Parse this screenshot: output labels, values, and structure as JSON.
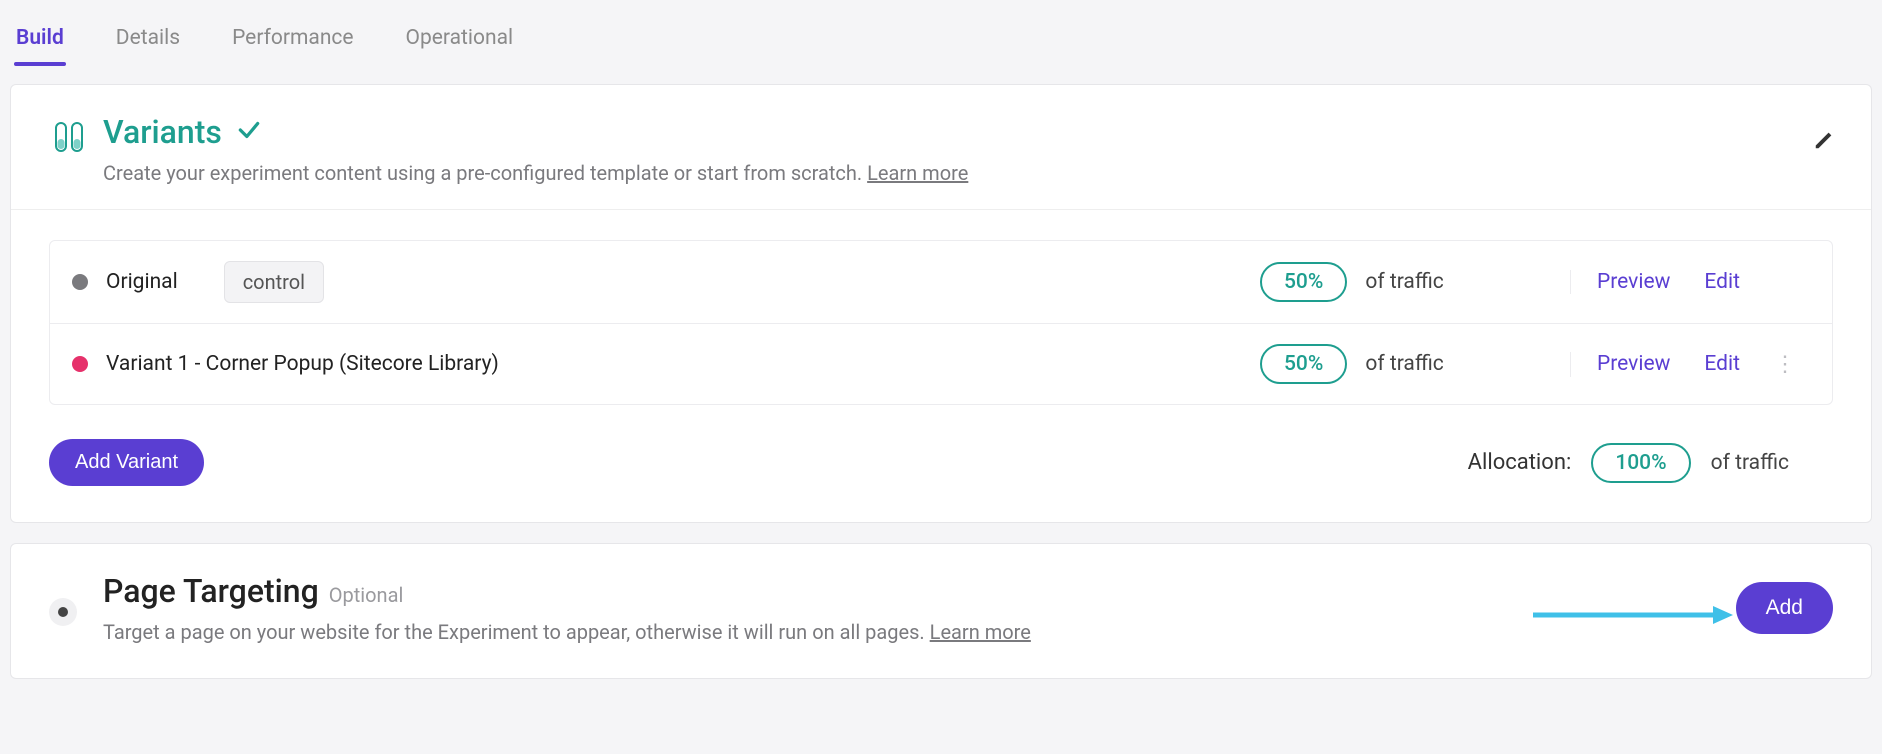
{
  "tabs": {
    "build": "Build",
    "details": "Details",
    "performance": "Performance",
    "operational": "Operational"
  },
  "variants_card": {
    "title": "Variants",
    "subtitle_pre": "Create your experiment content using a pre-configured template or start from scratch. ",
    "learn_more": "Learn more",
    "add_variant_label": "Add Variant",
    "allocation_label": "Allocation:",
    "allocation_value": "100%",
    "allocation_suffix": "of traffic",
    "rows": [
      {
        "name": "Original",
        "control_chip": "control",
        "traffic_pct": "50%",
        "traffic_suffix": "of traffic",
        "preview": "Preview",
        "edit": "Edit",
        "dot": "gray",
        "has_menu": false
      },
      {
        "name": "Variant 1 - Corner Popup (Sitecore Library)",
        "control_chip": "",
        "traffic_pct": "50%",
        "traffic_suffix": "of traffic",
        "preview": "Preview",
        "edit": "Edit",
        "dot": "pink",
        "has_menu": true
      }
    ]
  },
  "targeting_card": {
    "title": "Page Targeting",
    "optional": "Optional",
    "subtitle_pre": "Target a page on your website for the Experiment to appear, otherwise it will run on all pages. ",
    "learn_more": "Learn more",
    "add_label": "Add"
  },
  "colors": {
    "primary": "#5a3ed2",
    "accent": "#1e9e8f",
    "arrow": "#3fc0e8"
  }
}
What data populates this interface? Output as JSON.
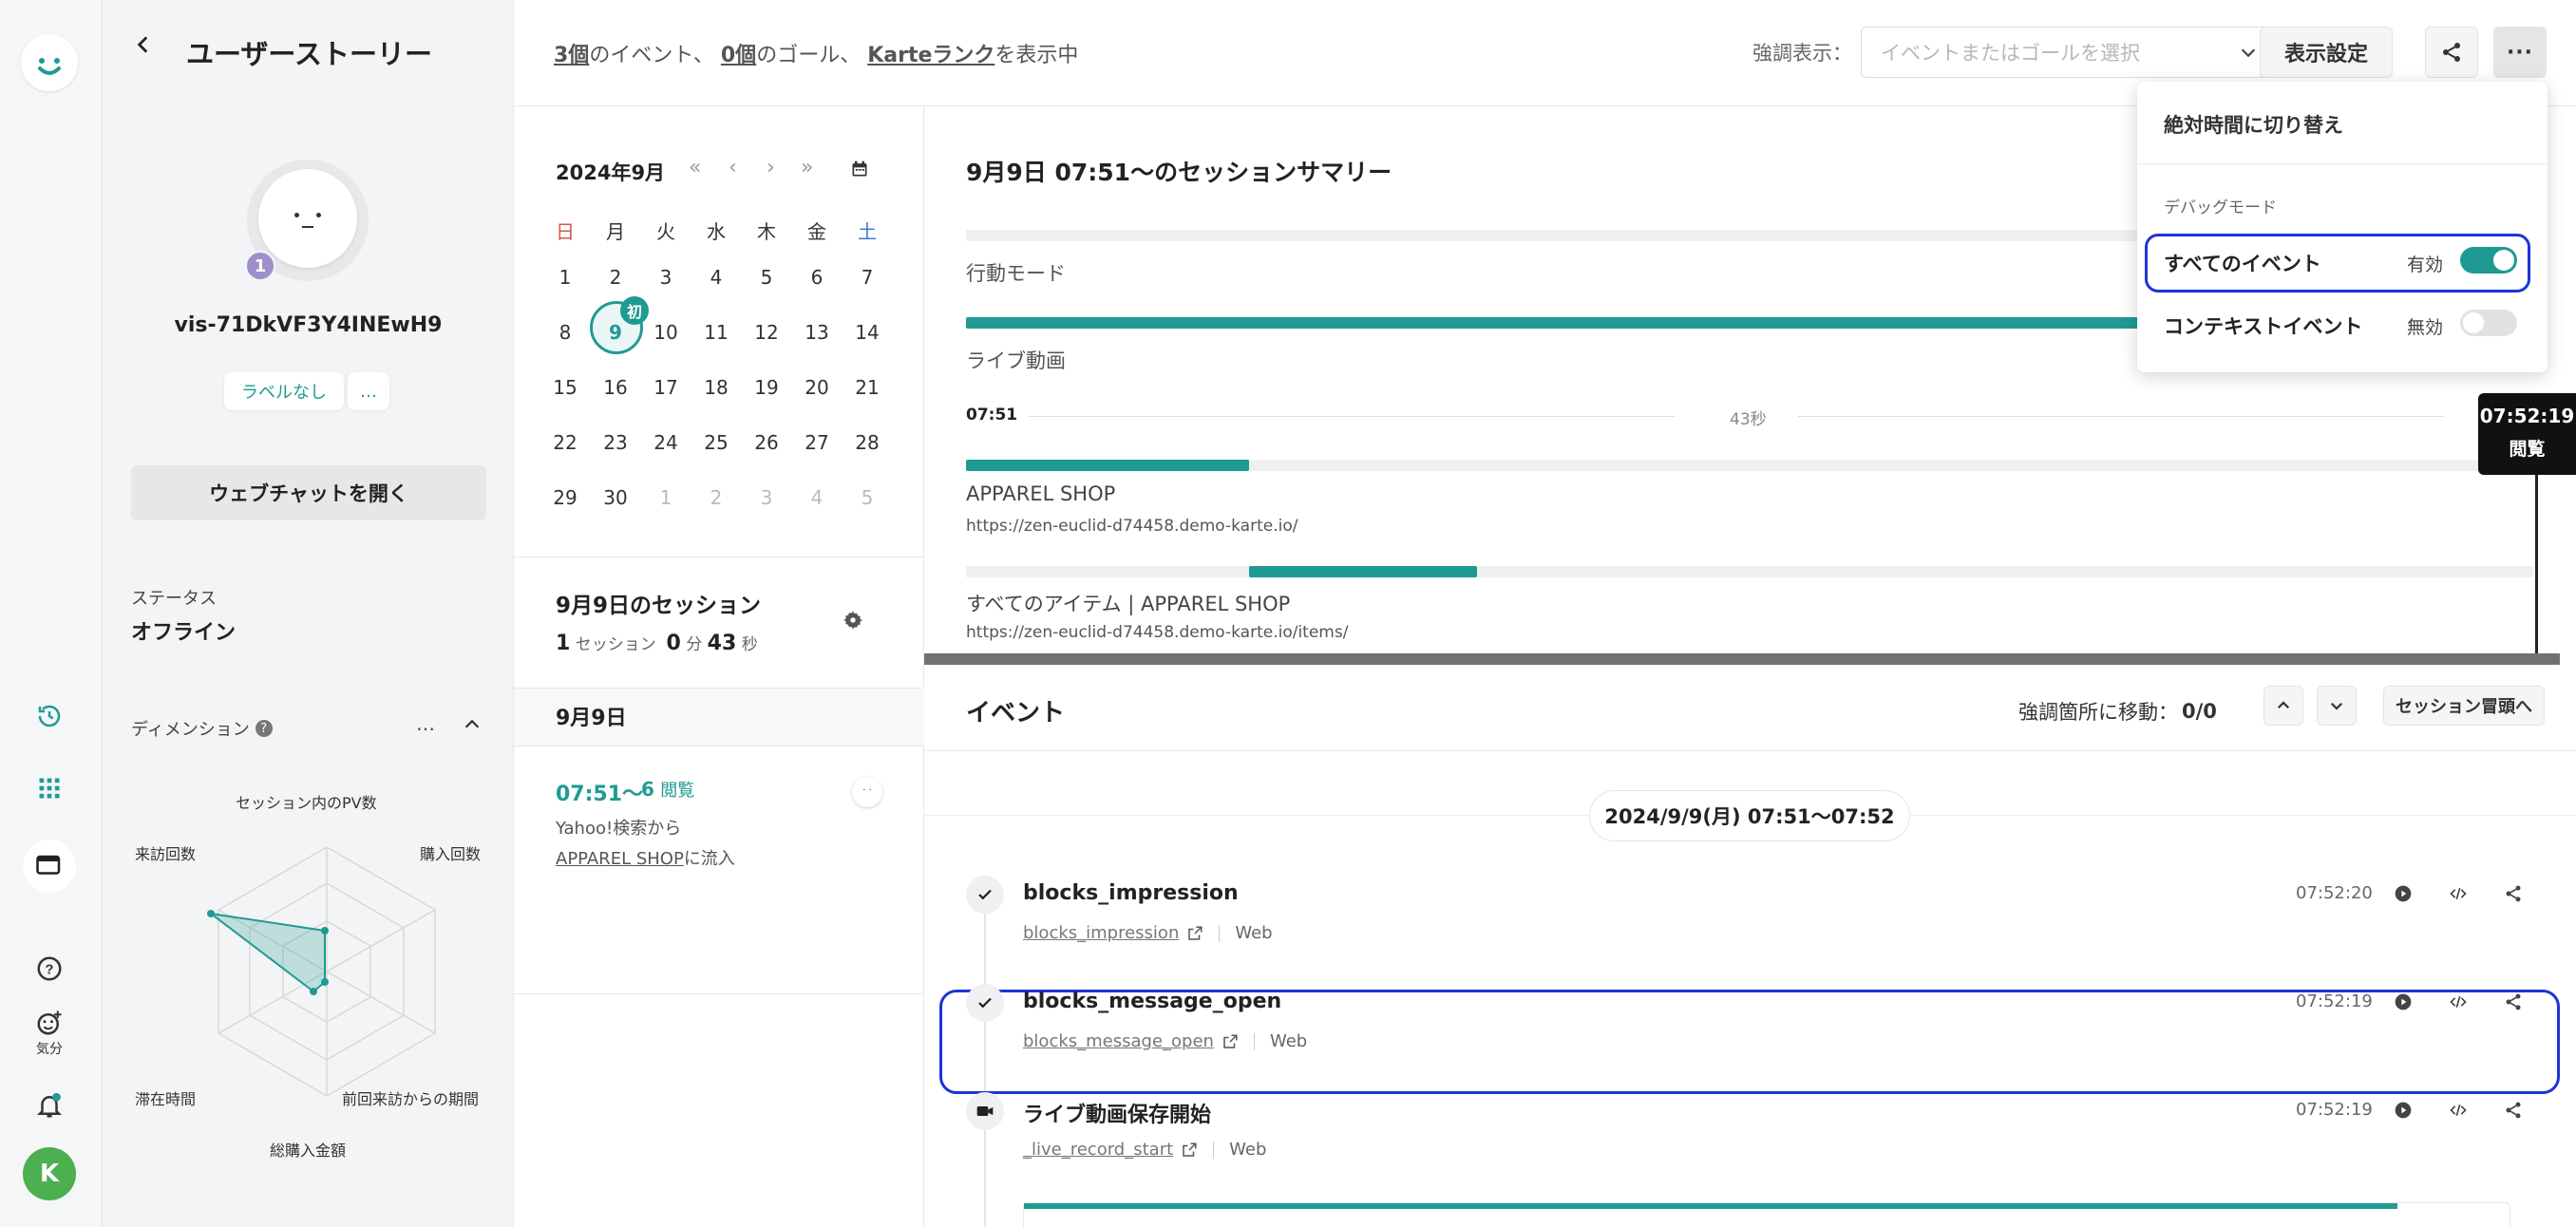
{
  "rail": {
    "logo": "karte-face-icon",
    "icons": [
      "history-icon",
      "grid-icon",
      "window-icon",
      "help-icon",
      "mood-icon",
      "bell-icon"
    ],
    "mood_label": "気分",
    "avatar_letter": "K",
    "colors": {
      "accent": "#1f9a93",
      "avatar": "#4caf50",
      "badge": "#1f9a93"
    }
  },
  "profile": {
    "header_title": "ユーザーストーリー",
    "badge_count": "1",
    "visitor_id": "vis-71DkVF3Y4INEwH9",
    "label_chip": "ラベルなし",
    "more_chip": "…",
    "open_chat": "ウェブチャットを開く",
    "status_label": "ステータス",
    "status_value": "オフライン",
    "dimension_label": "ディメンション",
    "dimension_more": "…",
    "radar_labels": {
      "top": "セッション内のPV数",
      "top_right": "購入回数",
      "bottom_right": "前回来訪からの期間",
      "bottom": "総購入金額",
      "bottom_left": "滞在時間",
      "top_left": "来訪回数"
    }
  },
  "topbar": {
    "events_count": "3個",
    "events_text": "のイベント、",
    "goals_count": "0個",
    "goals_text": "のゴール、",
    "rank_link": "Karteランク",
    "rank_text": "を表示中",
    "highlight_label": "強調表示：",
    "highlight_placeholder": "イベントまたはゴールを選択",
    "display_settings": "表示設定"
  },
  "calendar": {
    "month": "2024年9月",
    "nav": [
      "«",
      "‹",
      "›",
      "»"
    ],
    "weekdays": [
      "日",
      "月",
      "火",
      "水",
      "木",
      "金",
      "土"
    ],
    "weeks": [
      [
        "1",
        "2",
        "3",
        "4",
        "5",
        "6",
        "7"
      ],
      [
        "8",
        "9",
        "10",
        "11",
        "12",
        "13",
        "14"
      ],
      [
        "15",
        "16",
        "17",
        "18",
        "19",
        "20",
        "21"
      ],
      [
        "22",
        "23",
        "24",
        "25",
        "26",
        "27",
        "28"
      ],
      [
        "29",
        "30",
        "1",
        "2",
        "3",
        "4",
        "5"
      ]
    ],
    "selected_day": "9",
    "first_badge": "初",
    "session_title": "9月9日のセッション",
    "session_count": "1",
    "session_unit": "セッション",
    "minutes": "0",
    "minutes_unit": "分",
    "seconds": "43",
    "seconds_unit": "秒",
    "day_header": "9月9日",
    "entry_time": "07:51〜",
    "entry_views": "6",
    "entry_views_unit": "閲覧",
    "entry_source": "Yahoo!検索から",
    "entry_link": "APPAREL SHOP",
    "entry_suffix": "に流入"
  },
  "summary": {
    "title": "9月9日 07:51〜のセッションサマリー",
    "behavior_mode": "行動モード",
    "live_video": "ライブ動画",
    "start_time": "07:51",
    "duration": "43秒",
    "page1_title": "APPAREL SHOP",
    "page1_url": "https://zen-euclid-d74458.demo-karte.io/",
    "page2_title": "すべてのアイテム | APPAREL SHOP",
    "page2_url": "https://zen-euclid-d74458.demo-karte.io/items/",
    "tooltip_time": "07:52:19",
    "tooltip_label": "閲覧"
  },
  "events": {
    "title": "イベント",
    "jump_label": "強調箇所に移動：",
    "jump_value": "0/0",
    "session_start_btn": "セッション冒頭へ",
    "date_range": "2024/9/9(月) 07:51〜07:52",
    "list": [
      {
        "name": "blocks_impression",
        "link": "blocks_impression",
        "source": "Web",
        "time": "07:52:20",
        "icon": "check-icon"
      },
      {
        "name": "blocks_message_open",
        "link": "blocks_message_open",
        "source": "Web",
        "time": "07:52:19",
        "icon": "check-icon"
      },
      {
        "name": "ライブ動画保存開始",
        "link": "_live_record_start",
        "source": "Web",
        "time": "07:52:19",
        "icon": "video-icon"
      }
    ]
  },
  "menu": {
    "absolute_time": "絶対時間に切り替え",
    "debug_mode": "デバッグモード",
    "all_events": "すべてのイベント",
    "all_events_state": "有効",
    "context_events": "コンテキストイベント",
    "context_events_state": "無効"
  }
}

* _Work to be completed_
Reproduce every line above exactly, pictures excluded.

* _Solution_
Parse this screenshot: output labels, values, and structure as JSON.
{
  "tabs": {
    "build": "Build",
    "details": "Details",
    "performance": "Performance",
    "operational": "Operational"
  },
  "variants_card": {
    "title": "Variants",
    "subtitle_pre": "Create your experiment content using a pre-configured template or start from scratch. ",
    "learn_more": "Learn more",
    "add_variant_label": "Add Variant",
    "allocation_label": "Allocation:",
    "allocation_value": "100%",
    "allocation_suffix": "of traffic",
    "rows": [
      {
        "name": "Original",
        "control_chip": "control",
        "traffic_pct": "50%",
        "traffic_suffix": "of traffic",
        "preview": "Preview",
        "edit": "Edit",
        "dot": "gray",
        "has_menu": false
      },
      {
        "name": "Variant 1 - Corner Popup (Sitecore Library)",
        "control_chip": "",
        "traffic_pct": "50%",
        "traffic_suffix": "of traffic",
        "preview": "Preview",
        "edit": "Edit",
        "dot": "pink",
        "has_menu": true
      }
    ]
  },
  "targeting_card": {
    "title": "Page Targeting",
    "optional": "Optional",
    "subtitle_pre": "Target a page on your website for the Experiment to appear, otherwise it will run on all pages. ",
    "learn_more": "Learn more",
    "add_label": "Add"
  },
  "colors": {
    "primary": "#5a3ed2",
    "accent": "#1e9e8f",
    "arrow": "#3fc0e8"
  }
}
What data populates this interface? Output as JSON.
{
  "rail": {
    "logo": "karte-face-icon",
    "icons": [
      "history-icon",
      "grid-icon",
      "window-icon",
      "help-icon",
      "mood-icon",
      "bell-icon"
    ],
    "mood_label": "気分",
    "avatar_letter": "K",
    "colors": {
      "accent": "#1f9a93",
      "avatar": "#4caf50",
      "badge": "#1f9a93"
    }
  },
  "profile": {
    "header_title": "ユーザーストーリー",
    "badge_count": "1",
    "visitor_id": "vis-71DkVF3Y4INEwH9",
    "label_chip": "ラベルなし",
    "more_chip": "…",
    "open_chat": "ウェブチャットを開く",
    "status_label": "ステータス",
    "status_value": "オフライン",
    "dimension_label": "ディメンション",
    "dimension_more": "…",
    "radar_labels": {
      "top": "セッション内のPV数",
      "top_right": "購入回数",
      "bottom_right": "前回来訪からの期間",
      "bottom": "総購入金額",
      "bottom_left": "滞在時間",
      "top_left": "来訪回数"
    }
  },
  "topbar": {
    "events_count": "3個",
    "events_text": "のイベント、",
    "goals_count": "0個",
    "goals_text": "のゴール、",
    "rank_link": "Karteランク",
    "rank_text": "を表示中",
    "highlight_label": "強調表示：",
    "highlight_placeholder": "イベントまたはゴールを選択",
    "display_settings": "表示設定"
  },
  "calendar": {
    "month": "2024年9月",
    "nav": [
      "«",
      "‹",
      "›",
      "»"
    ],
    "weekdays": [
      "日",
      "月",
      "火",
      "水",
      "木",
      "金",
      "土"
    ],
    "weeks": [
      [
        "1",
        "2",
        "3",
        "4",
        "5",
        "6",
        "7"
      ],
      [
        "8",
        "9",
        "10",
        "11",
        "12",
        "13",
        "14"
      ],
      [
        "15",
        "16",
        "17",
        "18",
        "19",
        "20",
        "21"
      ],
      [
        "22",
        "23",
        "24",
        "25",
        "26",
        "27",
        "28"
      ],
      [
        "29",
        "30",
        "1",
        "2",
        "3",
        "4",
        "5"
      ]
    ],
    "selected_day": "9",
    "first_badge": "初",
    "session_title": "9月9日のセッション",
    "session_count": "1",
    "session_unit": "セッション",
    "minutes": "0",
    "minutes_unit": "分",
    "seconds": "43",
    "seconds_unit": "秒",
    "day_header": "9月9日",
    "entry_time": "07:51〜",
    "entry_views": "6",
    "entry_views_unit": "閲覧",
    "entry_source": "Yahoo!検索から",
    "entry_link": "APPAREL SHOP",
    "entry_suffix": "に流入"
  },
  "summary": {
    "title": "9月9日 07:51〜のセッションサマリー",
    "behavior_mode": "行動モード",
    "live_video": "ライブ動画",
    "start_time": "07:51",
    "duration": "43秒",
    "page1_title": "APPAREL SHOP",
    "page1_url": "https://zen-euclid-d74458.demo-karte.io/",
    "page2_title": "すべてのアイテム | APPAREL SHOP",
    "page2_url": "https://zen-euclid-d74458.demo-karte.io/items/",
    "tooltip_time": "07:52:19",
    "tooltip_label": "閲覧"
  },
  "events": {
    "title": "イベント",
    "jump_label": "強調箇所に移動：",
    "jump_value": "0/0",
    "session_start_btn": "セッション冒頭へ",
    "date_range": "2024/9/9(月) 07:51〜07:52",
    "list": [
      {
        "name": "blocks_impression",
        "link": "blocks_impression",
        "source": "Web",
        "time": "07:52:20",
        "icon": "check-icon"
      },
      {
        "name": "blocks_message_open",
        "link": "blocks_message_open",
        "source": "Web",
        "time": "07:52:19",
        "icon": "check-icon"
      },
      {
        "name": "ライブ動画保存開始",
        "link": "_live_record_start",
        "source": "Web",
        "time": "07:52:19",
        "icon": "video-icon"
      }
    ]
  },
  "menu": {
    "absolute_time": "絶対時間に切り替え",
    "debug_mode": "デバッグモード",
    "all_events": "すべてのイベント",
    "all_events_state": "有効",
    "context_events": "コンテキストイベント",
    "context_events_state": "無効"
  }
}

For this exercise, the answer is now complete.